Killer App: 3 was definitely one of them at the launch of the Xbox 360. 4 could've been one of them, if it wasn't for Forza Motorsport 2, which has exited at around the same time as PGR4 and stripped the killer app title from the game.
Level Editor: 3 interpreted it in a different way: there is a special mode called "Route Creator" where the player is able to create his own circuit by putting checkpoints in the various roads in the 4 main scenarios of the game (London, Las Vegas, Tokyo, New York City).
Fixed in 4. The championships in the Career mode can net you several thousands of Kudos, and in some cases, you earn enough Kudos to buy certain car packs containing a set amount of cars including the Ferrari FXX, Lamborghini Murcielago, and even a FREAKING Mclaren F1!
Loads and Loads of Characters: In PGR4, the AI on career mode have human names, and they all have different personalities: some are more aggressive and concentrate on pulling out tricks to get more Kudos, others are more focused on true racing.

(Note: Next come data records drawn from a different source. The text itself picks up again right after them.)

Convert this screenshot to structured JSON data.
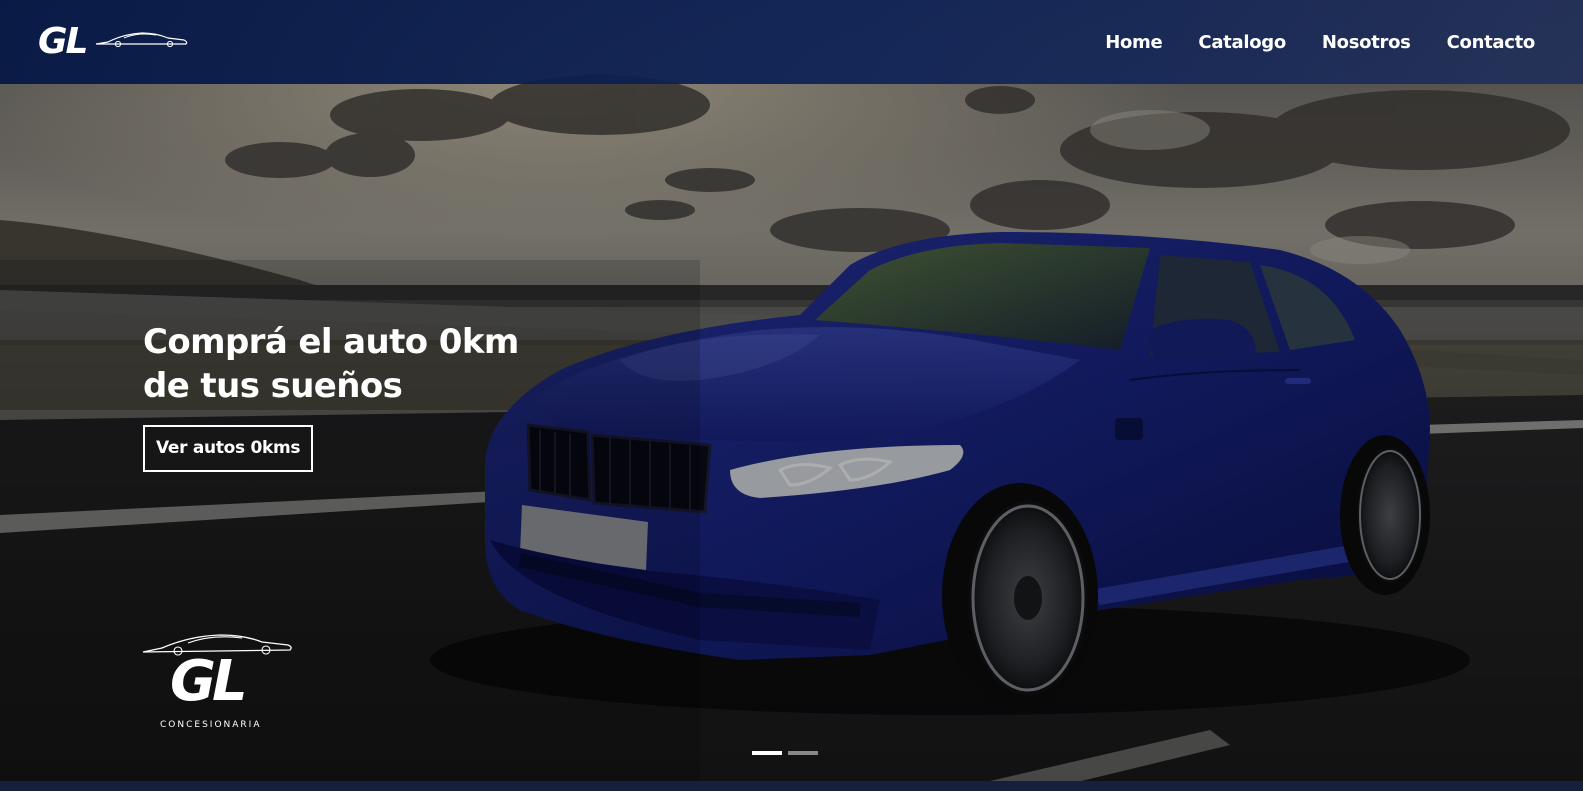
{
  "navbar": {
    "brand": "GL",
    "links": [
      {
        "label": "Home"
      },
      {
        "label": "Catalogo"
      },
      {
        "label": "Nosotros"
      },
      {
        "label": "Contacto"
      }
    ]
  },
  "hero": {
    "title_line1": "Comprá el auto 0km",
    "title_line2": "de tus sueños",
    "cta_label": "Ver autos 0kms"
  },
  "footer_logo": {
    "mark": "GL",
    "subtitle": "CONCESIONARIA"
  },
  "carousel": {
    "slide_count": 2,
    "active_index": 0
  },
  "colors": {
    "navbar": "#0d2256",
    "car_body": "#1c2a8c",
    "text": "#ffffff"
  },
  "icons": [
    "car-silhouette-icon"
  ]
}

While the Project Gotham Racing didn't contain as much cars as Gran Turismo and Forza had, PGR4 managed to make wade variety of car production years with more than 130 cars from the 1950s to 2008.
Alot of these cars have yet to see an appearance in most sim racing games.
Nintendo Hard: Platinum difficulty. Oh god: in this difficulty setting, the AI will always be on the back of your neck, and the objectives in solo challenges require nigh-inhuman skills to beat. The latter example is much stronger in 3: in style challenges (where you have to gain a determined amount of Kudos with certain moves to win), in Gold difficulty you sometimes have to reach a few thousand Kudos, but not that much to be Nintendo Hard. In Platinum? You have to beat an objective which is FROM 3 TO 10 TIMES BIGGER than the Gold difficulty one!
Racing Game: Well this is Project Gotham Racing after all.
Rare Vehicles: The Caparo T1 in 4. The thing is a street-legal Formula One car, basically. Only 25 are churned out a year. As of 2012, only 16 have been sold.
Reality Is Unrealistic: Almost every game in this series warned players that the depictions of the game is unrealistic despite the fact that each game showed semi-realism such as breaking for turns instead of speed-turns, etc.
Scenery Porn: The city buildings in PGR4 look absolutely stunning even by today's standards.
3 and 4 both detain a Guinness World Record: "Most Complex Scenery in a Racing Game", with New York City. Just the Brooklyn Bridge ranks up at over a million polygons and an half.